Listed entries:

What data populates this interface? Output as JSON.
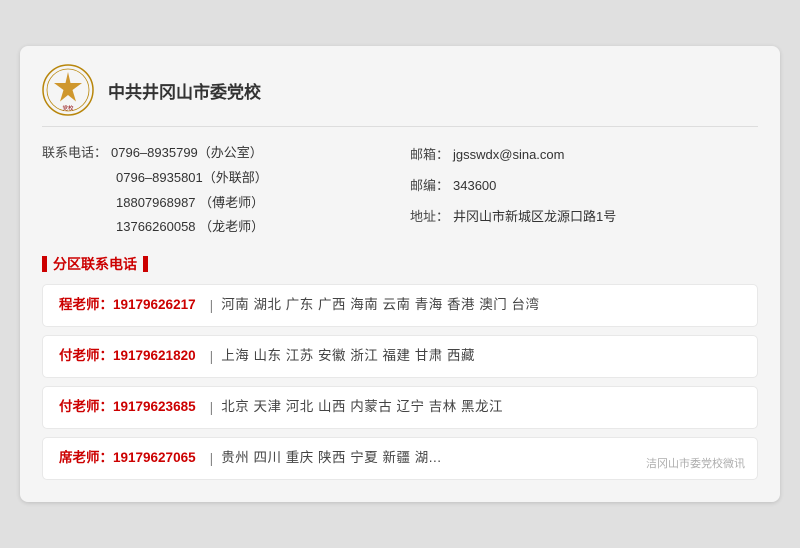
{
  "header": {
    "org_name": "中共井冈山市委党校",
    "logo_alt": "党校Logo"
  },
  "contact": {
    "left": [
      {
        "label": "联系电话：",
        "value": "0796–8935799（办公室）"
      },
      {
        "label": "",
        "value": "0796–8935801（外联部）"
      },
      {
        "label": "",
        "value": "18807968987 （傅老师）"
      },
      {
        "label": "",
        "value": "13766260058 （龙老师）"
      }
    ],
    "right": [
      {
        "label": "邮箱：",
        "value": "jgsswdx@sina.com"
      },
      {
        "label": "邮编：",
        "value": "343600"
      },
      {
        "label": "地址：",
        "value": "井冈山市新城区龙源口路1号"
      }
    ]
  },
  "section_title": "分区联系电话",
  "districts": [
    {
      "teacher": "程老师：",
      "phone": "19179626217",
      "regions": "河南   湖北   广东   广西   海南   云南   青海   香港   澳门   台湾"
    },
    {
      "teacher": "付老师：",
      "phone": "19179621820",
      "regions": "上海   山东   江苏   安徽   浙江   福建   甘肃   西藏"
    },
    {
      "teacher": "付老师：",
      "phone": "19179623685",
      "regions": "北京   天津   河北   山西   内蒙古   辽宁   吉林   黑龙江"
    },
    {
      "teacher": "席老师：",
      "phone": "19179627065",
      "regions": "贵州   四川   重庆   陕西   宁夏   新疆   湖..."
    }
  ],
  "watermark": "洁冈山市委党校微讯"
}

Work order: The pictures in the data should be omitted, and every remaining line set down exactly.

Finished exercise:
What data populates this interface? Output as JSON.
{
  "header": {
    "org_name": "中共井冈山市委党校",
    "logo_alt": "党校Logo"
  },
  "contact": {
    "left": [
      {
        "label": "联系电话：",
        "value": "0796–8935799（办公室）"
      },
      {
        "label": "",
        "value": "0796–8935801（外联部）"
      },
      {
        "label": "",
        "value": "18807968987 （傅老师）"
      },
      {
        "label": "",
        "value": "13766260058 （龙老师）"
      }
    ],
    "right": [
      {
        "label": "邮箱：",
        "value": "jgsswdx@sina.com"
      },
      {
        "label": "邮编：",
        "value": "343600"
      },
      {
        "label": "地址：",
        "value": "井冈山市新城区龙源口路1号"
      }
    ]
  },
  "section_title": "分区联系电话",
  "districts": [
    {
      "teacher": "程老师：",
      "phone": "19179626217",
      "regions": "河南   湖北   广东   广西   海南   云南   青海   香港   澳门   台湾"
    },
    {
      "teacher": "付老师：",
      "phone": "19179621820",
      "regions": "上海   山东   江苏   安徽   浙江   福建   甘肃   西藏"
    },
    {
      "teacher": "付老师：",
      "phone": "19179623685",
      "regions": "北京   天津   河北   山西   内蒙古   辽宁   吉林   黑龙江"
    },
    {
      "teacher": "席老师：",
      "phone": "19179627065",
      "regions": "贵州   四川   重庆   陕西   宁夏   新疆   湖..."
    }
  ],
  "watermark": "洁冈山市委党校微讯"
}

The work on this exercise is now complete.